The volatility we’ve seen in the financial sector has had an adverse impact on the Lloyds (LSE: LLOY) share price. Despite its solid start to the year, the stock has since taken a hit, now down 2% in 2023.
This only adds to the woes Lloyds shareholders have seen over the past five years. Within this period the stock has fallen by over 25%.
However, I’m a Fool. So with the FTSE 100 bank’s share price now sitting at 46p, I sense an opportunity.
Rising interest rates have been something of a double-edged sword for Lloyds. Hikes by the Bank of England in the past year or so have meant the business has been able to charge customers more when they borrow. This was seen in its latest Q1 results where its underlying net interest income jumped 20%, fuelled by growth in the net interest margin.
With the base rate at 4.5%, many predict this will jump above 5% by the end of 2023. And with its net interest margin predicted to be higher than 305 basis points for 2023, this shows the benefits Lloyds is reaping from higher rates.
Despite this, it’s not all good news for the bank. Rate hikes are a result of racing inflation, which poses a major threat to Lloyds.
With higher inflation comes the risk of recession. And given Lloyds’ sole focus on the domestic market, this places it at greater risk than some of its competitors.
Low valuation and high dividend yield
Despite this, there are other reasons to like Lloyds. The stock has a price-to-earnings (P/E) ratio of just above 6, which to me signals the stock is severely undervalued.
I also like the look of Lloyds because of its meaty dividend yield. It currently offers a yield of over 5.2%, which provides me, to a degree, a hedge against inflation. With inflation set to persist in the months ahead, this stream of passive income could come in handy.
Not only does its dividend yield sit above the FTSE 100 average, but it also trumps that of competitors. By comparison, HSBC offers a yield of around 4.3%, while Standard Chartered comes in at 2.3%.
Despite the troubles we’ve seen in recent times in the financial sector, the business looks safe. Its CET1 ratio, which compares its capital against its risk-weighted assets, sits at 14.1%, above its ongoing target of 12.5%.
The bank also has plenty of cash in reserve, reinforced by its recent announcement of a buyback scheme totalling £2bn.
So where does the Lloyds share price go from here?
Well, that’s anyone’s guess.
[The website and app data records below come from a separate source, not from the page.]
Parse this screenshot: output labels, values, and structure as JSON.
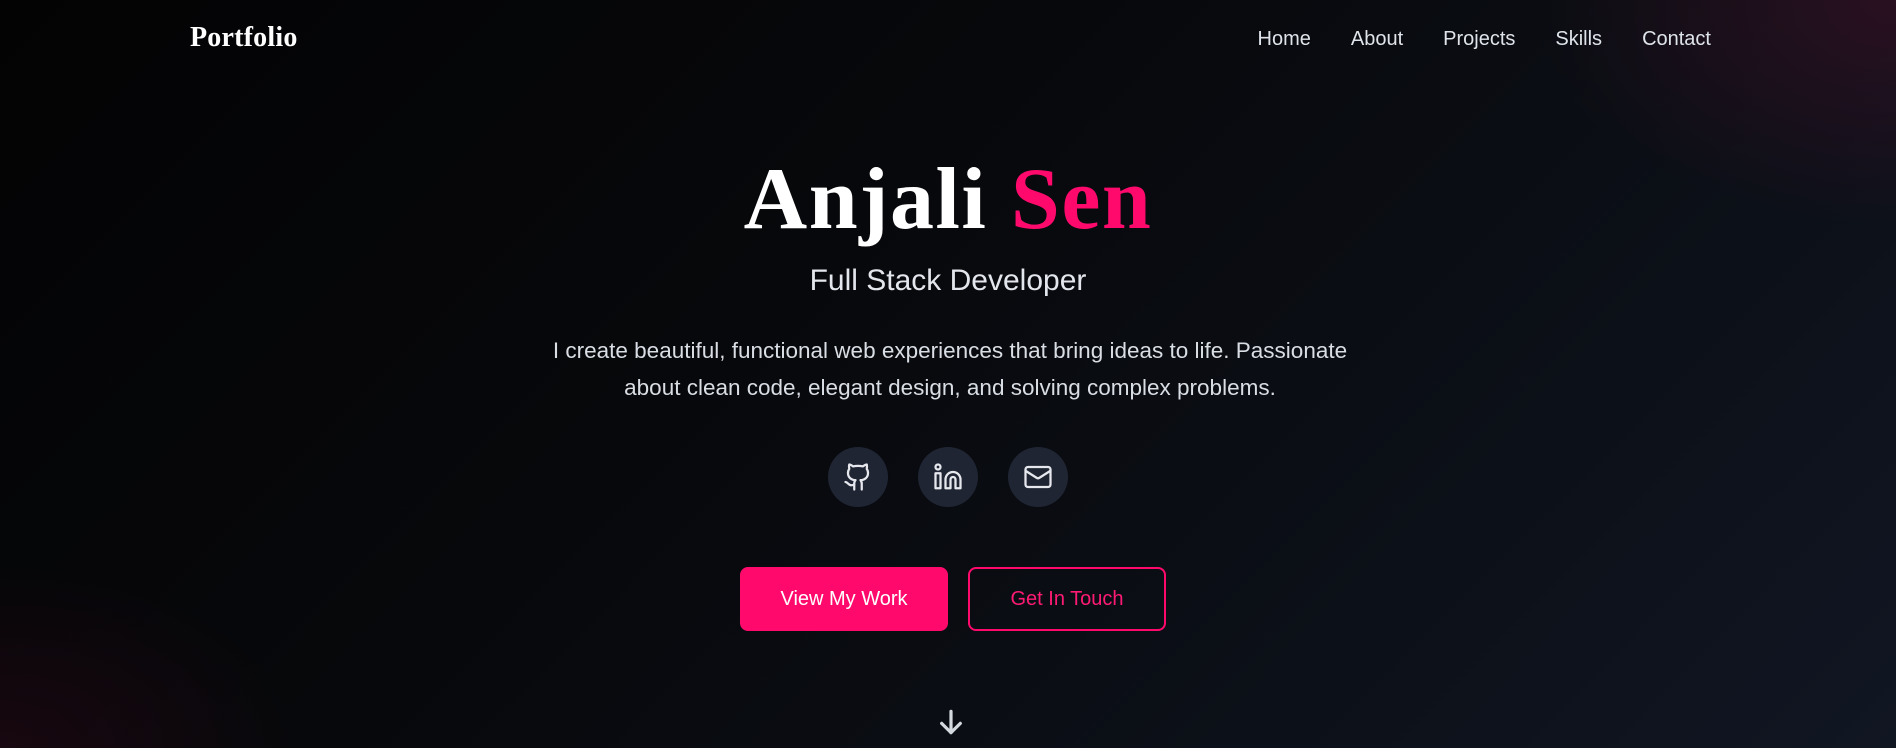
{
  "nav": {
    "brand": "Portfolio",
    "links": [
      {
        "label": "Home"
      },
      {
        "label": "About"
      },
      {
        "label": "Projects"
      },
      {
        "label": "Skills"
      },
      {
        "label": "Contact"
      }
    ]
  },
  "hero": {
    "first_name": "Anjali",
    "last_name": "Sen",
    "role": "Full Stack Developer",
    "bio": "I create beautiful, functional web experiences that bring ideas to life. Passionate about clean code, elegant design, and solving complex problems.",
    "socials": [
      {
        "icon": "github-icon"
      },
      {
        "icon": "linkedin-icon"
      },
      {
        "icon": "mail-icon"
      }
    ],
    "primary_button": "View My Work",
    "secondary_button": "Get In Touch",
    "scroll_icon": "arrow-down-icon"
  },
  "colors": {
    "accent": "#ff0a6c",
    "background": "#07080b",
    "icon_bg": "#1f2533"
  }
}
But at 46p, I think Lloyds shares are a bargain buy. While it may face headwinds in the months ahead as interest rates continue to rise, the stock’s low P/E ratio and above-average dividend yield make it attractive.
Lloyds is already a staple in my portfolio. And at its current price I’d be keen to snap up some more shares. Although I don’t have the spare cash right now, should this change in the weeks ahead, I’ll be looking to add some more cheap Lloyds shares to my holdings.